──────── Material provided ────────

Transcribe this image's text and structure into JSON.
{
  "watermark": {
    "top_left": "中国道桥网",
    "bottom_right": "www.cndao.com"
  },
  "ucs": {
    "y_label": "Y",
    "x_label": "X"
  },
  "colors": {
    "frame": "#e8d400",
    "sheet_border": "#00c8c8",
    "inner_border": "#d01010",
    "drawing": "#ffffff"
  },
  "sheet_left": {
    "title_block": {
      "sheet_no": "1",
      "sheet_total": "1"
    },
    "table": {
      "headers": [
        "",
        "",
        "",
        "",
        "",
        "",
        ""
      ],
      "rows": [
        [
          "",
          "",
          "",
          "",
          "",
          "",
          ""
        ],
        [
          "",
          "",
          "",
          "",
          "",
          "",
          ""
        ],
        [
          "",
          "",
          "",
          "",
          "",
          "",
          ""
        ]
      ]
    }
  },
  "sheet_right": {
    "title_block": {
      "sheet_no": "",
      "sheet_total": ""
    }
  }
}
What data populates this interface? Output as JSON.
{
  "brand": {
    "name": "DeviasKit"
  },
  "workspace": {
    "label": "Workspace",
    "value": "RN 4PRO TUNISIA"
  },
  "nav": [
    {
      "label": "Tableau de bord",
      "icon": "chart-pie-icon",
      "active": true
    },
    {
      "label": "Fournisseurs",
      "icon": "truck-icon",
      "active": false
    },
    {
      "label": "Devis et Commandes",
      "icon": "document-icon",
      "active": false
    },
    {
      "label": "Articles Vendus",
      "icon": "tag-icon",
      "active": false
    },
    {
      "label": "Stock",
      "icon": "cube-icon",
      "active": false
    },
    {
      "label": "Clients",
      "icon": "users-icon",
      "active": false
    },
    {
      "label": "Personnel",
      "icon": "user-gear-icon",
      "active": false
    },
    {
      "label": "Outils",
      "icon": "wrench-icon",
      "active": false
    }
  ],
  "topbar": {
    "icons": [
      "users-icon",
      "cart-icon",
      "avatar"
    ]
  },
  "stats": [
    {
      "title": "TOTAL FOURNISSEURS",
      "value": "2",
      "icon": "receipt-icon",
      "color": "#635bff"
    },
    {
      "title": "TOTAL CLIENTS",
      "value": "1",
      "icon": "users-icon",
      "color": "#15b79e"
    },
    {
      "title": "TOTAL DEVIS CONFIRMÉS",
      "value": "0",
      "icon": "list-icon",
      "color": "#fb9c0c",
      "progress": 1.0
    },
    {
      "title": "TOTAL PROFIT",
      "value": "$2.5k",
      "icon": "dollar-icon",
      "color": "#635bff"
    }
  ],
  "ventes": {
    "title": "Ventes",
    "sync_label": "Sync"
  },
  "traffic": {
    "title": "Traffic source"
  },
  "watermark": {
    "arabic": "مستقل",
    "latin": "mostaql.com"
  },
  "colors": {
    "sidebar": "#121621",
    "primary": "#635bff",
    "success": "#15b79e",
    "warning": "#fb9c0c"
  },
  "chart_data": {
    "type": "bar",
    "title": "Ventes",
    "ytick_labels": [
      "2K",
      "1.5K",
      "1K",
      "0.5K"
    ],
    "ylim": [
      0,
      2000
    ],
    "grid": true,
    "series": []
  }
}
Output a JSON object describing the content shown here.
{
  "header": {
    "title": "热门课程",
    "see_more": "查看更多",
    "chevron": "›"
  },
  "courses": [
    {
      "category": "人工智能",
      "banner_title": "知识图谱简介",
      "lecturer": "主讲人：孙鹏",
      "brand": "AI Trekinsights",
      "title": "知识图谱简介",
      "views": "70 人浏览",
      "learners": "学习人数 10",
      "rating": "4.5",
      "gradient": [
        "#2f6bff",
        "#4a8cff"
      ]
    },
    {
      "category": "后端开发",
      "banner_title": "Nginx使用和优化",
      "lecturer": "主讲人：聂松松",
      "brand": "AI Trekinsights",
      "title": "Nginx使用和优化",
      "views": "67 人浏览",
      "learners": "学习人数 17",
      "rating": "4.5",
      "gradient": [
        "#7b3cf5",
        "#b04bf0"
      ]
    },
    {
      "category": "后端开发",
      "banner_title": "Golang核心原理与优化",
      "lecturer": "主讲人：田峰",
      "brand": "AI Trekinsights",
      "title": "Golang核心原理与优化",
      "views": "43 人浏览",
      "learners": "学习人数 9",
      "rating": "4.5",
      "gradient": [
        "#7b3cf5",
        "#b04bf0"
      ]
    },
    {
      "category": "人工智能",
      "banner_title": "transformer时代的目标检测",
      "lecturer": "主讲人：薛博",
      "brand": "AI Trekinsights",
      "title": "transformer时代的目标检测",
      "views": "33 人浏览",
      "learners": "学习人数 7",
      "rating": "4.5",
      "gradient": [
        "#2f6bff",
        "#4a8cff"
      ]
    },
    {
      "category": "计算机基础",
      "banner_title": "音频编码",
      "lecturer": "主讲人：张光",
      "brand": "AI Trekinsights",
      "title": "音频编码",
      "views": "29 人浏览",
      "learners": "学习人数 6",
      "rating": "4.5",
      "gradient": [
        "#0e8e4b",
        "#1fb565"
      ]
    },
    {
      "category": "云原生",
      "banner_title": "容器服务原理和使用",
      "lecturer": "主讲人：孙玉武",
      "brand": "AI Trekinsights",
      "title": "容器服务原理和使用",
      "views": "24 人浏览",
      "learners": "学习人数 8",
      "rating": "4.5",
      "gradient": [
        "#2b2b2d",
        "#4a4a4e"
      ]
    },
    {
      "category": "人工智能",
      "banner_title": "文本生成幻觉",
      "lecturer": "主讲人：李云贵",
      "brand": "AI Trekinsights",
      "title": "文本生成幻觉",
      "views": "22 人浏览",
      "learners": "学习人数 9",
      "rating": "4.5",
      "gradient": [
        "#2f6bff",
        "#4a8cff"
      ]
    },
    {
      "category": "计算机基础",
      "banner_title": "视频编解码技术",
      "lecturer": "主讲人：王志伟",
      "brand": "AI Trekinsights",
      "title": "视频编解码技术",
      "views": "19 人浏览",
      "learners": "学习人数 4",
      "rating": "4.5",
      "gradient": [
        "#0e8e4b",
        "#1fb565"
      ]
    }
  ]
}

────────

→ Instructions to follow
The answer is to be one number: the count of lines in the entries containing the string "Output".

→ Worked solution
2